Langvatn, R. & Hanley, T.A. Oecologia (1993) 95: 164. doi:10.1007/BF00323486
We tested the idea that ruminants allocate their feeding time to habitat patches in relation to foraging efficiency. We used five tame red deer (Cervus elaphus) in an enclosure planted with four treatment of timothy grass (Phleum pratense) differing in their stage of growth. Older swards offered higher biomass but lower nutritional quality than younger swards. We observed time spent feeding in each treatment during each of seven trials. We measured goodness-of-fit between observed times and predictions from two alternative hypotheses differing in optimization strategy (maximizing versus matching), and a third, null hypothesis. We tested the hypotheses using two alternative currecies: digestible protein, and digestible dry matter or energy. Although digestible protein concentration and dry-matter digestibility were highly correlated (r=0.763, P<0.001), the wider range of digestible protein made it the much more sensitive measure of forage quality. Distributions of feeding time closely matched estimated intake rates of digestible protein (RinfPredsup2=0.899) across all animals and trials. The other hypotheses were rejected.
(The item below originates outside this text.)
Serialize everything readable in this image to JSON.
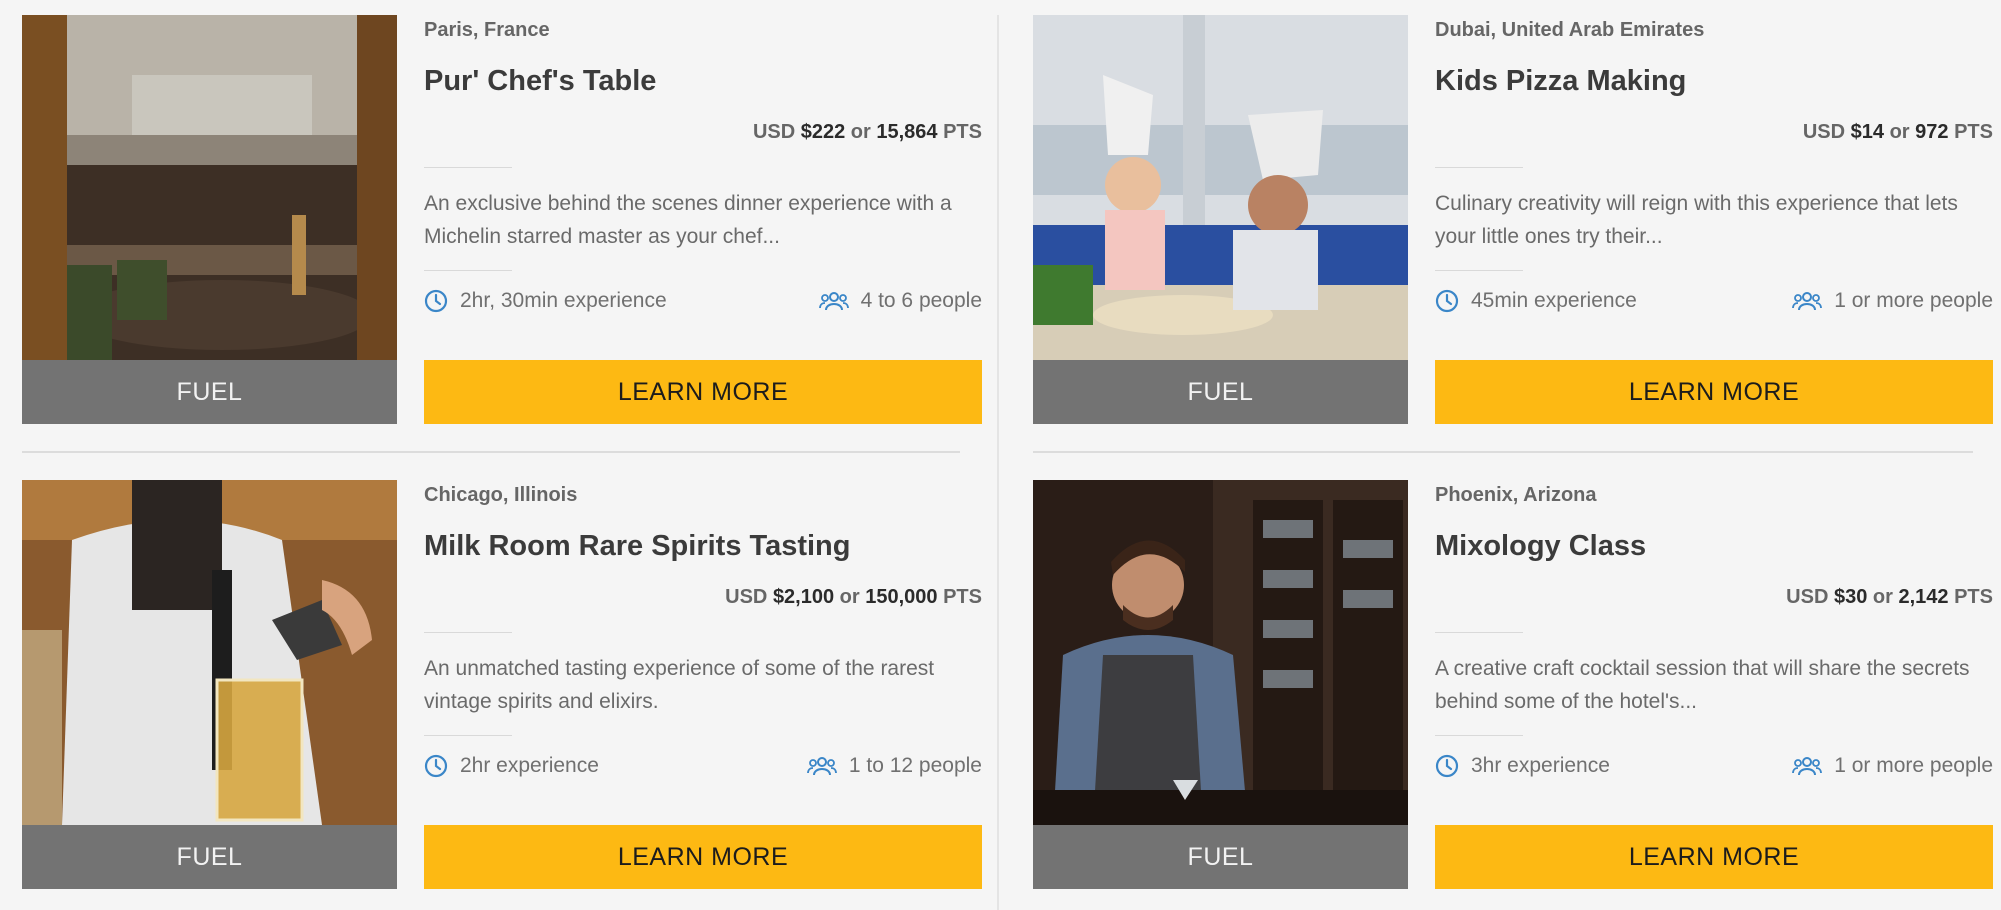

The results have important ecological implications in showing the underlying role of food in the selection of habitat by ruminants, and that simple, mechanistic models of forage intake and digestion can be scaled up to the level of animal behavioural choices.